The lines to return are those below that contain the word "designer".

Website and app data records:
::::

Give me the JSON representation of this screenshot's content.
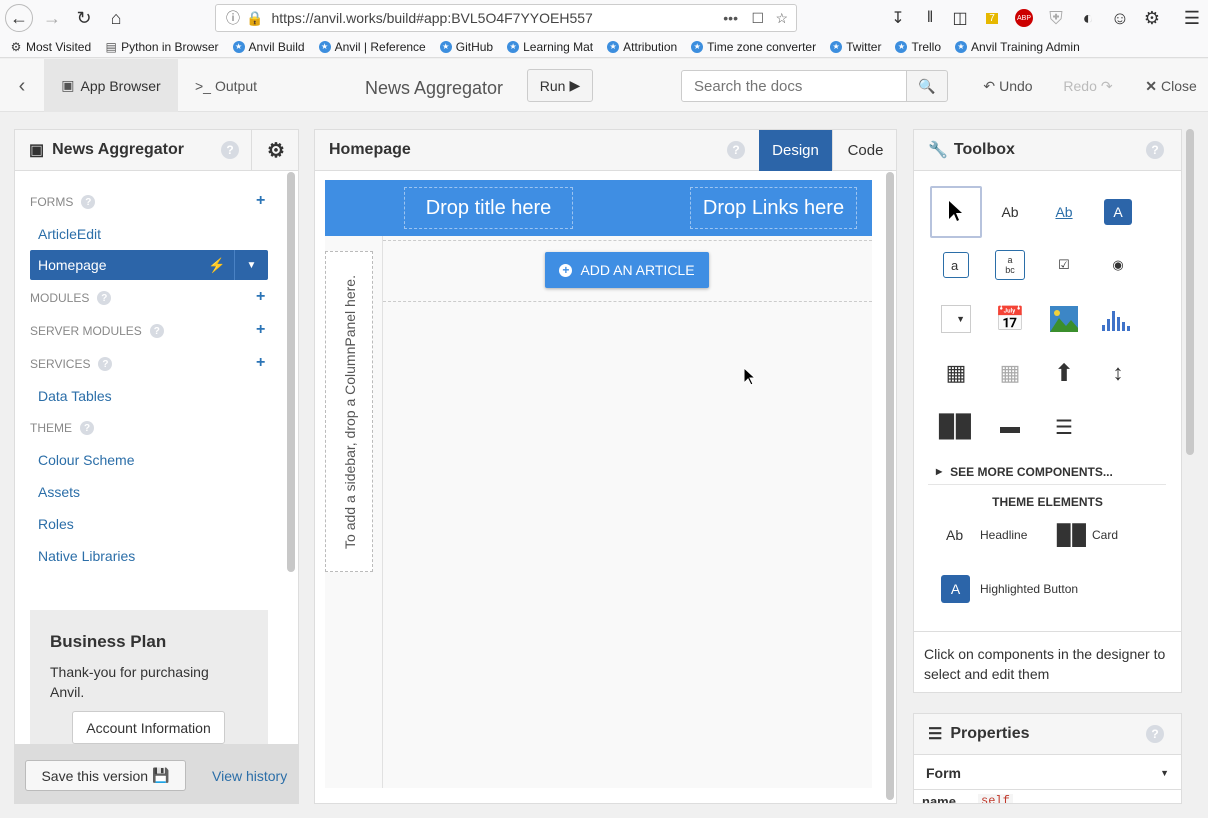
{
  "browser": {
    "url": "https://anvil.works/build#app:BVL5O4F7YYOEH557",
    "bookmarks": [
      "Most Visited",
      "Python in Browser",
      "Anvil Build",
      "Anvil | Reference",
      "GitHub",
      "Learning Mat",
      "Attribution",
      "Time zone converter",
      "Twitter",
      "Trello",
      "Anvil Training Admin"
    ],
    "badge_count": "7"
  },
  "header": {
    "app_browser": "App Browser",
    "output": "Output",
    "app_title": "News Aggregator",
    "run": "Run",
    "search_placeholder": "Search the docs",
    "undo": "Undo",
    "redo": "Redo",
    "close": "Close"
  },
  "left": {
    "title": "News Aggregator",
    "forms_label": "FORMS",
    "forms": [
      "ArticleEdit",
      "Homepage"
    ],
    "modules_label": "MODULES",
    "server_modules_label": "SERVER MODULES",
    "services_label": "SERVICES",
    "services": [
      "Data Tables"
    ],
    "theme_label": "THEME",
    "theme": [
      "Colour Scheme",
      "Assets",
      "Roles",
      "Native Libraries"
    ],
    "plan_title": "Business Plan",
    "plan_text": "Thank-you for purchasing Anvil.",
    "account_btn": "Account Information",
    "save_btn": "Save this version",
    "history": "View history"
  },
  "designer": {
    "title": "Homepage",
    "tab_design": "Design",
    "tab_code": "Code",
    "drop_title": "Drop title here",
    "drop_links": "Drop Links here",
    "add_article": "ADD AN ARTICLE",
    "sidebar_hint": "To add a sidebar, drop a ColumnPanel here."
  },
  "toolbox": {
    "title": "Toolbox",
    "see_more": "SEE MORE COMPONENTS...",
    "theme_elements": "THEME ELEMENTS",
    "headline": "Headline",
    "card": "Card",
    "highlighted": "Highlighted Button",
    "hint": "Click on components in the designer to select and edit them"
  },
  "properties": {
    "title": "Properties",
    "form": "Form",
    "name_label": "name",
    "name_value": "self"
  },
  "colors": {
    "accent": "#3f8ee3",
    "dark_blue": "#2c65a9",
    "link": "#2b6ea8"
  }
}
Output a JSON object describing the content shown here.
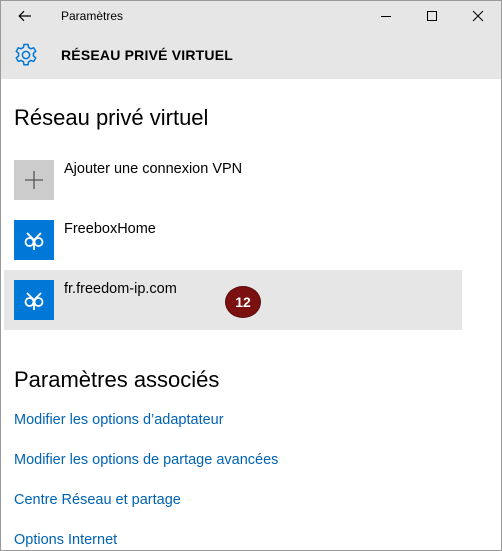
{
  "window": {
    "title": "Paramètres",
    "back_icon": "arrow-left-icon",
    "minimize_icon": "minimize-icon",
    "maximize_icon": "maximize-icon",
    "close_icon": "close-icon"
  },
  "header": {
    "icon": "gear-icon",
    "title": "RÉSEAU PRIVÉ VIRTUEL"
  },
  "vpn_section": {
    "title": "Réseau privé virtuel",
    "add_connection": {
      "icon": "plus-icon",
      "label": "Ajouter une connexion VPN"
    },
    "connections": [
      {
        "icon": "vpn-icon",
        "name": "FreeboxHome",
        "selected": false
      },
      {
        "icon": "vpn-icon",
        "name": "fr.freedom-ip.com",
        "selected": true
      }
    ],
    "annotation_badge": "12"
  },
  "related_section": {
    "title": "Paramètres associés",
    "links": [
      "Modifier les options d’adaptateur",
      "Modifier les options de partage avancées",
      "Centre Réseau et partage",
      "Options Internet"
    ]
  },
  "colors": {
    "accent": "#0078d7",
    "link": "#0063b1",
    "chrome": "#e6e6e6",
    "badge": "#7b1010"
  }
}
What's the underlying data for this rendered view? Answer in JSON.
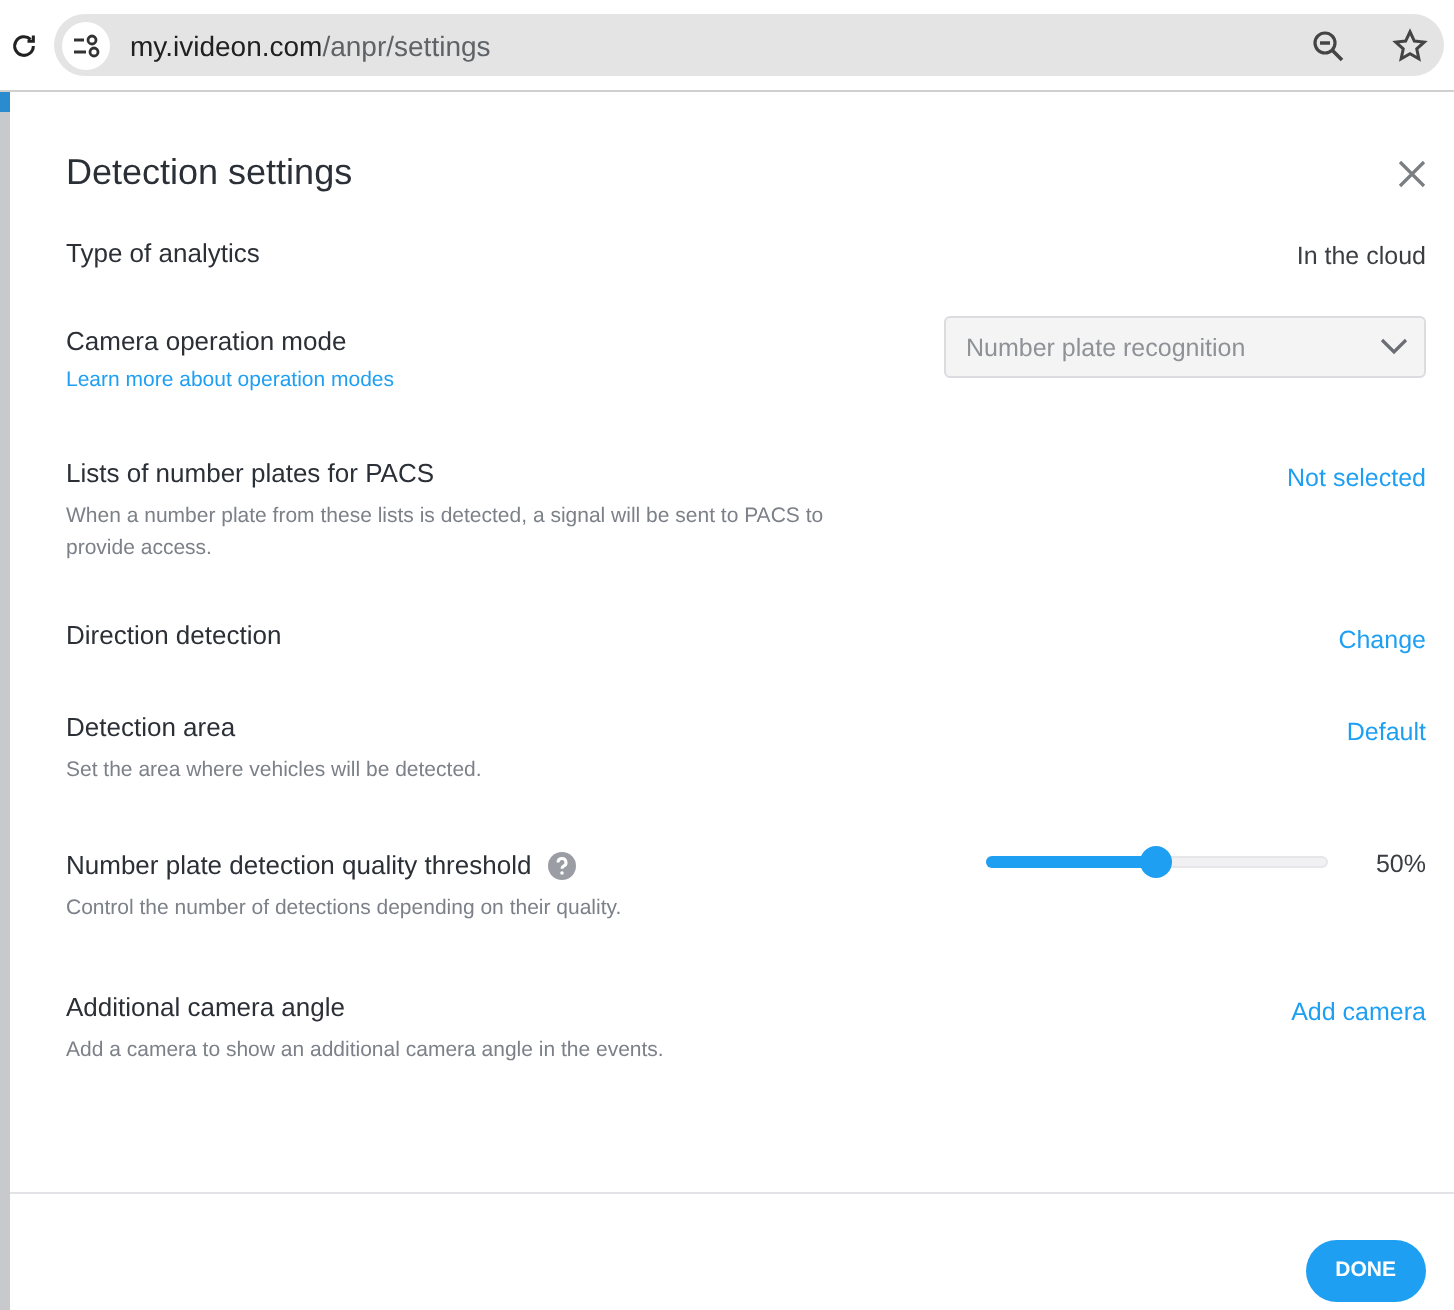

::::

OUTPUT FOR THIS TASK:
  "designer": {
    "hint": "Click on components in the designer to select and edit them"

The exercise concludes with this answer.